**AIM OF THE EXERCISE**
Copy all entries without alteration and skip the pictures they hold.
▬▬▬▬▬▬▬▬▬▬
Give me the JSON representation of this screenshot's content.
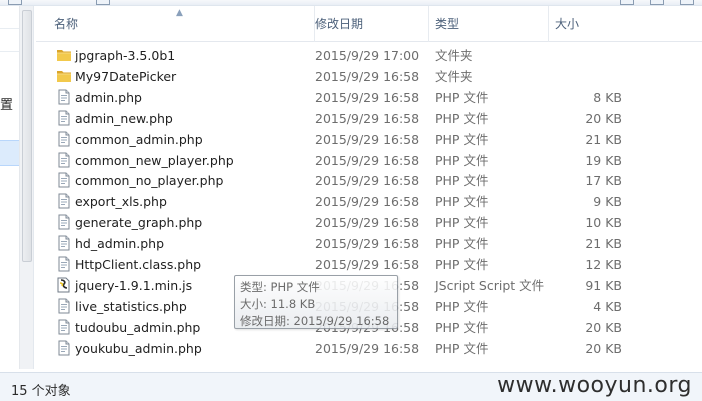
{
  "columns": {
    "name": "名称",
    "date": "修改日期",
    "type": "类型",
    "size": "大小"
  },
  "nav": {
    "visible_label": "置"
  },
  "files": [
    {
      "name": "jpgraph-3.5.0b1",
      "date": "2015/9/29 17:00",
      "type": "文件夹",
      "size": "",
      "icon": "folder-icon"
    },
    {
      "name": "My97DatePicker",
      "date": "2015/9/29 16:58",
      "type": "文件夹",
      "size": "",
      "icon": "folder-icon"
    },
    {
      "name": "admin.php",
      "date": "2015/9/29 16:58",
      "type": "PHP 文件",
      "size": "8 KB",
      "icon": "php-file-icon"
    },
    {
      "name": "admin_new.php",
      "date": "2015/9/29 16:58",
      "type": "PHP 文件",
      "size": "20 KB",
      "icon": "php-file-icon"
    },
    {
      "name": "common_admin.php",
      "date": "2015/9/29 16:58",
      "type": "PHP 文件",
      "size": "21 KB",
      "icon": "php-file-icon"
    },
    {
      "name": "common_new_player.php",
      "date": "2015/9/29 16:58",
      "type": "PHP 文件",
      "size": "19 KB",
      "icon": "php-file-icon"
    },
    {
      "name": "common_no_player.php",
      "date": "2015/9/29 16:58",
      "type": "PHP 文件",
      "size": "17 KB",
      "icon": "php-file-icon"
    },
    {
      "name": "export_xls.php",
      "date": "2015/9/29 16:58",
      "type": "PHP 文件",
      "size": "9 KB",
      "icon": "php-file-icon"
    },
    {
      "name": "generate_graph.php",
      "date": "2015/9/29 16:58",
      "type": "PHP 文件",
      "size": "10 KB",
      "icon": "php-file-icon"
    },
    {
      "name": "hd_admin.php",
      "date": "2015/9/29 16:58",
      "type": "PHP 文件",
      "size": "21 KB",
      "icon": "php-file-icon"
    },
    {
      "name": "HttpClient.class.php",
      "date": "2015/9/29 16:58",
      "type": "PHP 文件",
      "size": "12 KB",
      "icon": "php-file-icon"
    },
    {
      "name": "jquery-1.9.1.min.js",
      "date": "2015/9/29 16:58",
      "type": "JScript Script 文件",
      "size": "91 KB",
      "icon": "jscript-file-icon"
    },
    {
      "name": "live_statistics.php",
      "date": "2015/9/29 16:58",
      "type": "PHP 文件",
      "size": "4 KB",
      "icon": "php-file-icon"
    },
    {
      "name": "tudoubu_admin.php",
      "date": "2015/9/29 16:58",
      "type": "PHP 文件",
      "size": "20 KB",
      "icon": "php-file-icon"
    },
    {
      "name": "youkubu_admin.php",
      "date": "2015/9/29 16:58",
      "type": "PHP 文件",
      "size": "20 KB",
      "icon": "php-file-icon"
    }
  ],
  "tooltip": {
    "type_line": "类型: PHP 文件",
    "size_line": "大小: 11.8 KB",
    "date_line": "修改日期: 2015/9/29 16:58"
  },
  "status": {
    "count": "15 个对象"
  },
  "watermark": "www.wooyun.org",
  "colors": {
    "folder": "#e8b830",
    "header_text": "#4c607a",
    "selection": "#dcebfc"
  }
}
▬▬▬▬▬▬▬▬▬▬
**SOLUTION TO THE PROBLEM**
Give me the JSON representation of this screenshot's content.
{
  "columns": {
    "name": "名称",
    "date": "修改日期",
    "type": "类型",
    "size": "大小"
  },
  "nav": {
    "visible_label": "置"
  },
  "files": [
    {
      "name": "jpgraph-3.5.0b1",
      "date": "2015/9/29 17:00",
      "type": "文件夹",
      "size": "",
      "icon": "folder-icon"
    },
    {
      "name": "My97DatePicker",
      "date": "2015/9/29 16:58",
      "type": "文件夹",
      "size": "",
      "icon": "folder-icon"
    },
    {
      "name": "admin.php",
      "date": "2015/9/29 16:58",
      "type": "PHP 文件",
      "size": "8 KB",
      "icon": "php-file-icon"
    },
    {
      "name": "admin_new.php",
      "date": "2015/9/29 16:58",
      "type": "PHP 文件",
      "size": "20 KB",
      "icon": "php-file-icon"
    },
    {
      "name": "common_admin.php",
      "date": "2015/9/29 16:58",
      "type": "PHP 文件",
      "size": "21 KB",
      "icon": "php-file-icon"
    },
    {
      "name": "common_new_player.php",
      "date": "2015/9/29 16:58",
      "type": "PHP 文件",
      "size": "19 KB",
      "icon": "php-file-icon"
    },
    {
      "name": "common_no_player.php",
      "date": "2015/9/29 16:58",
      "type": "PHP 文件",
      "size": "17 KB",
      "icon": "php-file-icon"
    },
    {
      "name": "export_xls.php",
      "date": "2015/9/29 16:58",
      "type": "PHP 文件",
      "size": "9 KB",
      "icon": "php-file-icon"
    },
    {
      "name": "generate_graph.php",
      "date": "2015/9/29 16:58",
      "type": "PHP 文件",
      "size": "10 KB",
      "icon": "php-file-icon"
    },
    {
      "name": "hd_admin.php",
      "date": "2015/9/29 16:58",
      "type": "PHP 文件",
      "size": "21 KB",
      "icon": "php-file-icon"
    },
    {
      "name": "HttpClient.class.php",
      "date": "2015/9/29 16:58",
      "type": "PHP 文件",
      "size": "12 KB",
      "icon": "php-file-icon"
    },
    {
      "name": "jquery-1.9.1.min.js",
      "date": "2015/9/29 16:58",
      "type": "JScript Script 文件",
      "size": "91 KB",
      "icon": "jscript-file-icon"
    },
    {
      "name": "live_statistics.php",
      "date": "2015/9/29 16:58",
      "type": "PHP 文件",
      "size": "4 KB",
      "icon": "php-file-icon"
    },
    {
      "name": "tudoubu_admin.php",
      "date": "2015/9/29 16:58",
      "type": "PHP 文件",
      "size": "20 KB",
      "icon": "php-file-icon"
    },
    {
      "name": "youkubu_admin.php",
      "date": "2015/9/29 16:58",
      "type": "PHP 文件",
      "size": "20 KB",
      "icon": "php-file-icon"
    }
  ],
  "tooltip": {
    "type_line": "类型: PHP 文件",
    "size_line": "大小: 11.8 KB",
    "date_line": "修改日期: 2015/9/29 16:58"
  },
  "status": {
    "count": "15 个对象"
  },
  "watermark": "www.wooyun.org",
  "colors": {
    "folder": "#e8b830",
    "header_text": "#4c607a",
    "selection": "#dcebfc"
  }
}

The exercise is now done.